Assigned task:
Give back every line of the material below that has the string "Fail".

*** Opening Records provided ***

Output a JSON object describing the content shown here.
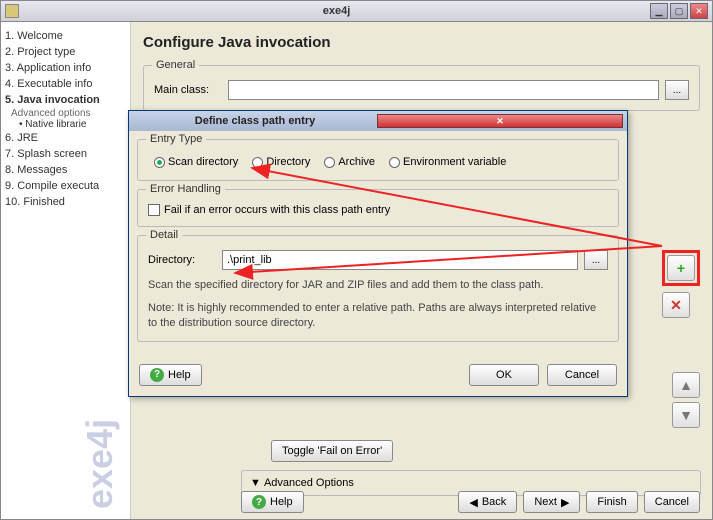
{
  "window": {
    "title": "exe4j"
  },
  "sidebar": {
    "steps": [
      "1. Welcome",
      "2. Project type",
      "3. Application info",
      "4. Executable info",
      "5. Java invocation",
      "6. JRE",
      "7. Splash screen",
      "8. Messages",
      "9. Compile executa",
      "10. Finished"
    ],
    "advanced_label": "Advanced options",
    "native_label": "Native librarie",
    "watermark": "exe4j"
  },
  "content": {
    "heading": "Configure Java invocation",
    "general_legend": "General",
    "main_class_label": "Main class:",
    "main_class_value": "",
    "browse": "...",
    "toggle_fail": "Toggle 'Fail on Error'",
    "advanced_options": "Advanced Options",
    "buttons": {
      "help": "Help",
      "back": "Back",
      "next": "Next",
      "finish": "Finish",
      "cancel": "Cancel"
    },
    "icons": {
      "add": "+",
      "del": "✕",
      "up": "▲",
      "down": "▼",
      "tri_left": "◀",
      "tri_right": "▶",
      "tri_down": "▼"
    }
  },
  "dialog": {
    "title": "Define class path entry",
    "entry_type_legend": "Entry Type",
    "radios": {
      "scan": "Scan directory",
      "directory": "Directory",
      "archive": "Archive",
      "env": "Environment variable"
    },
    "error_legend": "Error Handling",
    "fail_checkbox": "Fail if an error occurs with this class path entry",
    "detail_legend": "Detail",
    "directory_label": "Directory:",
    "directory_value": ".\\print_lib",
    "browse": "...",
    "desc1": "Scan the specified directory for JAR and ZIP files and add them to the class path.",
    "desc2": "Note: It is highly recommended to enter a relative path. Paths are always interpreted relative to the distribution source directory.",
    "help": "Help",
    "ok": "OK",
    "cancel": "Cancel"
  }
}
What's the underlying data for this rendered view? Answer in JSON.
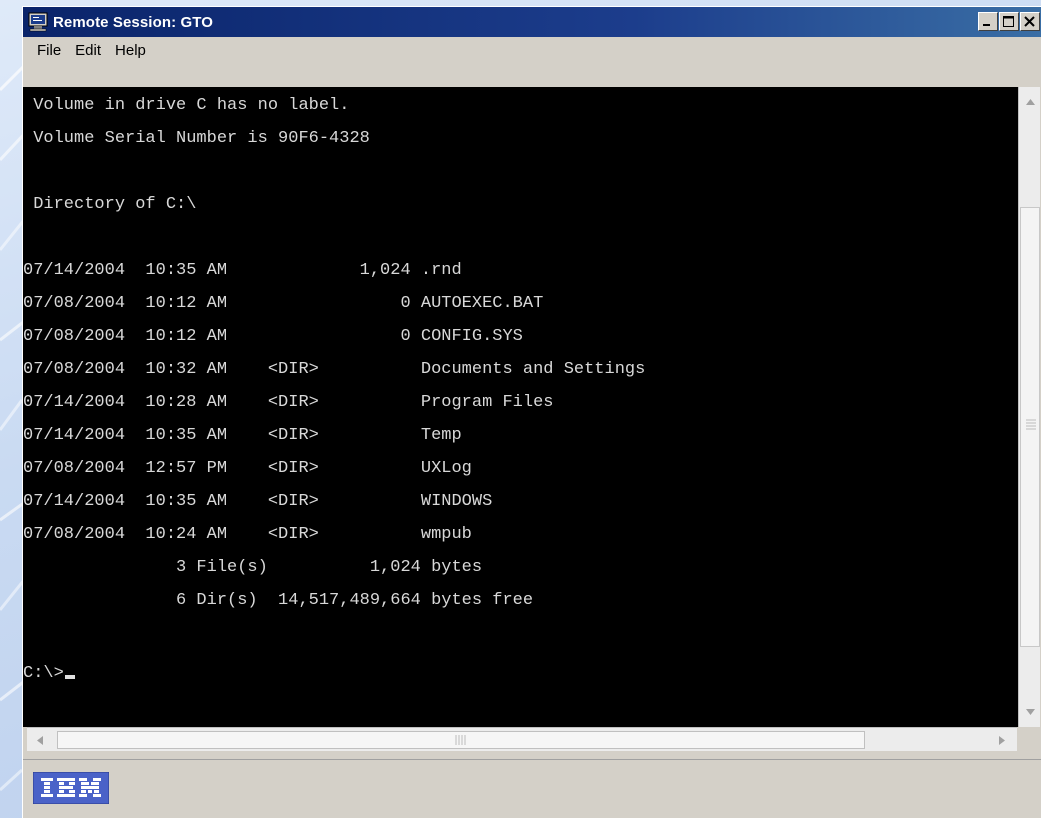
{
  "window": {
    "title": "Remote Session: GTO",
    "controls": [
      "minimize-icon",
      "maximize-icon",
      "close-icon"
    ]
  },
  "menu": {
    "items": [
      {
        "label": "File"
      },
      {
        "label": "Edit"
      },
      {
        "label": "Help"
      }
    ]
  },
  "console": {
    "lines": [
      " Volume in drive C has no label.",
      " Volume Serial Number is 90F6-4328",
      "",
      " Directory of C:\\",
      "",
      "07/14/2004  10:35 AM             1,024 .rnd",
      "07/08/2004  10:12 AM                 0 AUTOEXEC.BAT",
      "07/08/2004  10:12 AM                 0 CONFIG.SYS",
      "07/08/2004  10:32 AM    <DIR>          Documents and Settings",
      "07/14/2004  10:28 AM    <DIR>          Program Files",
      "07/14/2004  10:35 AM    <DIR>          Temp",
      "07/08/2004  12:57 PM    <DIR>          UXLog",
      "07/14/2004  10:35 AM    <DIR>          WINDOWS",
      "07/08/2004  10:24 AM    <DIR>          wmpub",
      "               3 File(s)          1,024 bytes",
      "               6 Dir(s)  14,517,489,664 bytes free",
      "",
      "C:\\>"
    ]
  },
  "statusbar": {
    "logo_text": "IBM"
  },
  "colors": {
    "titlebar": "#0a246a",
    "console_bg": "#000000",
    "console_fg": "#d8d8d8",
    "chrome": "#d4d0c8"
  }
}
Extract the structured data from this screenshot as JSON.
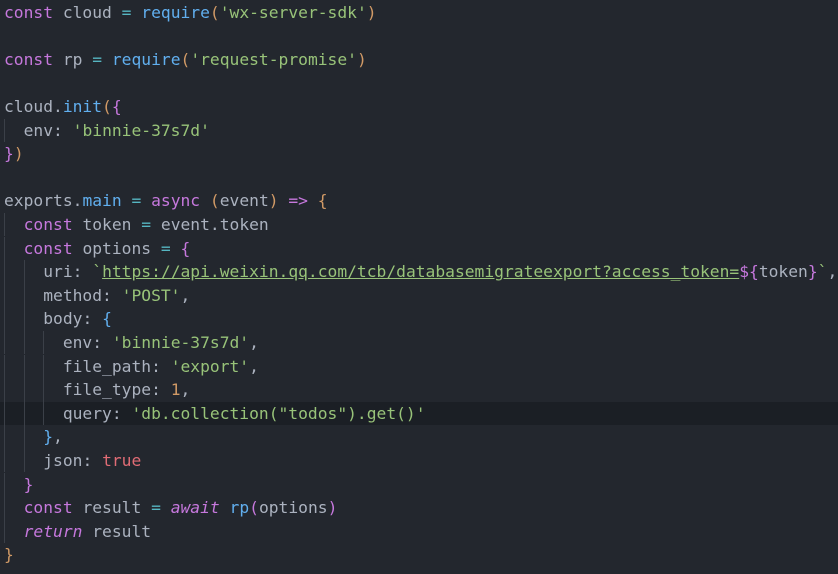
{
  "editor": {
    "theme": {
      "background": "#23272e",
      "active_line_background": "#1b1f25",
      "keyword": "#c678dd",
      "function": "#61afef",
      "string": "#98c379",
      "number": "#d19a66",
      "boolean": "#e06c75",
      "operator": "#56b6c2",
      "default": "#abb2bf"
    },
    "lines": [
      [
        [
          "keyword",
          "const"
        ],
        [
          "ws",
          " "
        ],
        [
          "ident",
          "cloud"
        ],
        [
          "ws",
          " "
        ],
        [
          "op",
          "="
        ],
        [
          "ws",
          " "
        ],
        [
          "func",
          "require"
        ],
        [
          "bracket-1",
          "("
        ],
        [
          "string",
          "'wx-server-sdk'"
        ],
        [
          "bracket-1",
          ")"
        ]
      ],
      [],
      [
        [
          "keyword",
          "const"
        ],
        [
          "ws",
          " "
        ],
        [
          "ident",
          "rp"
        ],
        [
          "ws",
          " "
        ],
        [
          "op",
          "="
        ],
        [
          "ws",
          " "
        ],
        [
          "func",
          "require"
        ],
        [
          "bracket-1",
          "("
        ],
        [
          "string",
          "'request-promise'"
        ],
        [
          "bracket-1",
          ")"
        ]
      ],
      [],
      [
        [
          "ident",
          "cloud"
        ],
        [
          "punct",
          "."
        ],
        [
          "func",
          "init"
        ],
        [
          "bracket-1",
          "("
        ],
        [
          "bracket-2",
          "{"
        ]
      ],
      [
        [
          "ws",
          "  "
        ],
        [
          "prop",
          "env"
        ],
        [
          "punct",
          ":"
        ],
        [
          "ws",
          " "
        ],
        [
          "string",
          "'binnie-37s7d'"
        ]
      ],
      [
        [
          "bracket-2",
          "}"
        ],
        [
          "bracket-1",
          ")"
        ]
      ],
      [],
      [
        [
          "ident",
          "exports"
        ],
        [
          "punct",
          "."
        ],
        [
          "func",
          "main"
        ],
        [
          "ws",
          " "
        ],
        [
          "op",
          "="
        ],
        [
          "ws",
          " "
        ],
        [
          "keyword",
          "async"
        ],
        [
          "ws",
          " "
        ],
        [
          "bracket-1",
          "("
        ],
        [
          "ident",
          "event"
        ],
        [
          "bracket-1",
          ")"
        ],
        [
          "ws",
          " "
        ],
        [
          "keyword",
          "=>"
        ],
        [
          "ws",
          " "
        ],
        [
          "bracket-1",
          "{"
        ]
      ],
      [
        [
          "ws",
          "  "
        ],
        [
          "keyword",
          "const"
        ],
        [
          "ws",
          " "
        ],
        [
          "ident",
          "token"
        ],
        [
          "ws",
          " "
        ],
        [
          "op",
          "="
        ],
        [
          "ws",
          " "
        ],
        [
          "ident",
          "event"
        ],
        [
          "punct",
          "."
        ],
        [
          "ident",
          "token"
        ]
      ],
      [
        [
          "ws",
          "  "
        ],
        [
          "keyword",
          "const"
        ],
        [
          "ws",
          " "
        ],
        [
          "ident",
          "options"
        ],
        [
          "ws",
          " "
        ],
        [
          "op",
          "="
        ],
        [
          "ws",
          " "
        ],
        [
          "bracket-2",
          "{"
        ]
      ],
      [
        [
          "ws",
          "    "
        ],
        [
          "prop",
          "uri"
        ],
        [
          "punct",
          ":"
        ],
        [
          "ws",
          " "
        ],
        [
          "string",
          "`"
        ],
        [
          "url",
          "https://api.weixin.qq.com/tcb/databasemigrateexport?access_token="
        ],
        [
          "interp",
          "${"
        ],
        [
          "ident",
          "token"
        ],
        [
          "interp",
          "}"
        ],
        [
          "string",
          "`"
        ],
        [
          "punct",
          ","
        ]
      ],
      [
        [
          "ws",
          "    "
        ],
        [
          "prop",
          "method"
        ],
        [
          "punct",
          ":"
        ],
        [
          "ws",
          " "
        ],
        [
          "string",
          "'POST'"
        ],
        [
          "punct",
          ","
        ]
      ],
      [
        [
          "ws",
          "    "
        ],
        [
          "prop",
          "body"
        ],
        [
          "punct",
          ":"
        ],
        [
          "ws",
          " "
        ],
        [
          "bracket-3",
          "{"
        ]
      ],
      [
        [
          "ws",
          "      "
        ],
        [
          "prop",
          "env"
        ],
        [
          "punct",
          ":"
        ],
        [
          "ws",
          " "
        ],
        [
          "string",
          "'binnie-37s7d'"
        ],
        [
          "punct",
          ","
        ]
      ],
      [
        [
          "ws",
          "      "
        ],
        [
          "prop",
          "file_path"
        ],
        [
          "punct",
          ":"
        ],
        [
          "ws",
          " "
        ],
        [
          "string",
          "'export'"
        ],
        [
          "punct",
          ","
        ]
      ],
      [
        [
          "ws",
          "      "
        ],
        [
          "prop",
          "file_type"
        ],
        [
          "punct",
          ":"
        ],
        [
          "ws",
          " "
        ],
        [
          "number",
          "1"
        ],
        [
          "punct",
          ","
        ]
      ],
      [
        [
          "ws",
          "      "
        ],
        [
          "prop",
          "query"
        ],
        [
          "punct",
          ":"
        ],
        [
          "ws",
          " "
        ],
        [
          "string",
          "'db.collection(\"todos\").get()'"
        ]
      ],
      [
        [
          "ws",
          "    "
        ],
        [
          "bracket-3",
          "}"
        ],
        [
          "punct",
          ","
        ]
      ],
      [
        [
          "ws",
          "    "
        ],
        [
          "prop",
          "json"
        ],
        [
          "punct",
          ":"
        ],
        [
          "ws",
          " "
        ],
        [
          "bool",
          "true"
        ]
      ],
      [
        [
          "ws",
          "  "
        ],
        [
          "bracket-2",
          "}"
        ]
      ],
      [
        [
          "ws",
          "  "
        ],
        [
          "keyword",
          "const"
        ],
        [
          "ws",
          " "
        ],
        [
          "ident",
          "result"
        ],
        [
          "ws",
          " "
        ],
        [
          "op",
          "="
        ],
        [
          "ws",
          " "
        ],
        [
          "keyword-italic",
          "await"
        ],
        [
          "ws",
          " "
        ],
        [
          "func",
          "rp"
        ],
        [
          "bracket-2",
          "("
        ],
        [
          "ident",
          "options"
        ],
        [
          "bracket-2",
          ")"
        ]
      ],
      [
        [
          "ws",
          "  "
        ],
        [
          "keyword-italic",
          "return"
        ],
        [
          "ws",
          " "
        ],
        [
          "ident",
          "result"
        ]
      ],
      [
        [
          "bracket-1",
          "}"
        ]
      ]
    ],
    "active_line_index": 17
  }
}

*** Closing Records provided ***

Reply to the exercise:
    "toggle_fail": "Toggle 'Fail on Error'",
    "fail_checkbox": "Fail if an error occurs with this class path entry",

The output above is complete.